Pain and suffering award isn’t always guaranteed in lawsuits | Opinion
I just learned of a jury trial of a rear car accident in Bucks County in which the victim had neck and back injuries after two years of medical treatment and the jury awarded her $ 17,500 for future medical treatment, but zero for pain and suffering .
It is curious to me why jurors like this find it easy to forgive lost income and medical bills in this case, but they do not give much or sometimes nothing for pain and suffering.
Pennsylvania law requires fair labeling for all items of damage, both economic (such as lost income and medical bills) and non-economic damages (such as pain and suffering, disability and scarring and disfigurement).
One purpose of the judgment is to equate the damage with compensation in order to adequately compensate the injured victim and try to make up for the damage. The other purpose of the judgment is to price carelessness at a fair price in order to encourage people to be more careful and not to cause unnecessary harm.
Regardless of what the law says, juries often fail to obey the law and provide little or no compensation for pain and suffering.
It doesn’t make sense to me. To me, the value of a pain-free life where I can freely do what I want is far more important than having money to pay medical bills or when I’ve made whole up of the time I missed from work will.
Think about the last time you were really sick and felt so bad that if it were permanent you would rather not survive. How much would you have paid at that moment to make the pain and suffering go away?
If you gave someone a wish in life, when they were thinking really clearly, they would wish themselves good health.
Why is that? Because good health is the basis for a happy life. It’s hard to be happy when you’re in pain and unable to do what you like best in life.
Imagine your pain-free and active life was stolen from you because of someone else’s negligence; B. by texting and driving, drinking and driving or even by exceeding the speed limit. Imagine having been injured in a car accident and having constant or regular pain. You couldn’t do the things you used to love: golfing, gardening, or exercising.
Would you think these losses had real monetary value beyond your medical bills and lost income, or would you think that a zero judgment on pain and suffering would be fair?

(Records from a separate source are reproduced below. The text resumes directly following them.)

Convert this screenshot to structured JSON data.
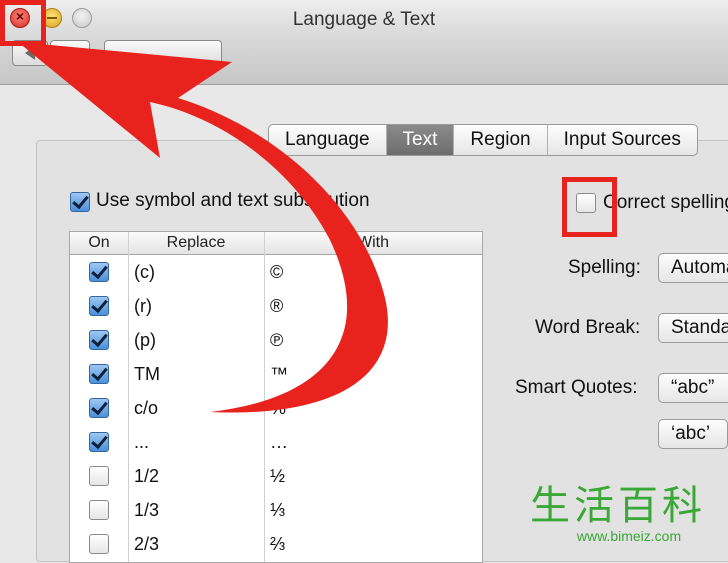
{
  "window": {
    "title": "Language & Text"
  },
  "tabs": [
    "Language",
    "Text",
    "Region",
    "Input Sources"
  ],
  "active_tab": "Text",
  "substitution": {
    "label": "Use symbol and text substitution",
    "checked": true
  },
  "table": {
    "headers": [
      "On",
      "Replace",
      "With"
    ],
    "rows": [
      {
        "on": true,
        "replace": "(c)",
        "with": "©"
      },
      {
        "on": true,
        "replace": "(r)",
        "with": "®"
      },
      {
        "on": true,
        "replace": "(p)",
        "with": "℗"
      },
      {
        "on": true,
        "replace": "TM",
        "with": "™"
      },
      {
        "on": true,
        "replace": "c/o",
        "with": "℅"
      },
      {
        "on": true,
        "replace": "...",
        "with": "…"
      },
      {
        "on": false,
        "replace": "1/2",
        "with": "½"
      },
      {
        "on": false,
        "replace": "1/3",
        "with": "⅓"
      },
      {
        "on": false,
        "replace": "2/3",
        "with": "⅔"
      }
    ]
  },
  "spelling_option": {
    "label": "Correct spelling automatically",
    "checked": false
  },
  "settings": {
    "spelling_label": "Spelling:",
    "spelling_value": "Automatic by Language",
    "word_break_label": "Word Break:",
    "word_break_value": "Standard",
    "smart_quotes_label": "Smart Quotes:",
    "smart_quotes_double": "“abc”",
    "smart_quotes_single": "‘abc’"
  },
  "watermark": {
    "text": "生活百科",
    "url": "www.bimeiz.com"
  },
  "colors": {
    "annotation_red": "#e8221c",
    "checkbox_blue": "#4a8fdc",
    "watermark_green": "#3aa837"
  }
}
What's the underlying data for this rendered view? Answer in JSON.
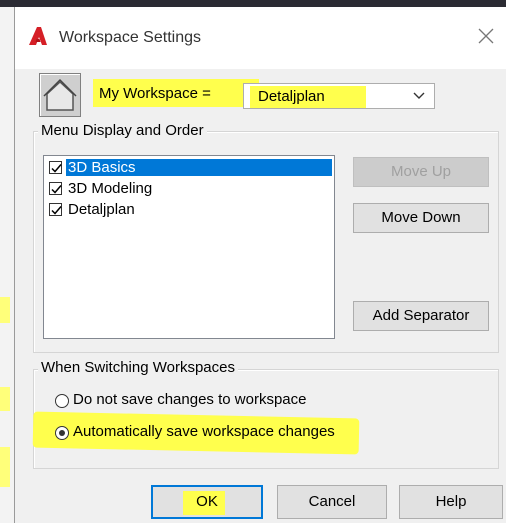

I wonder why juries tend not to look at personal injury cases through the lens of their own lives and happiness, but rather choose to be overly critical and skeptical of personal injury claimants. I wonder why they are more likely to identify with the defendant and give him a break, rather than putting themselves in the plaintiff’s shoes and making a fair judgment.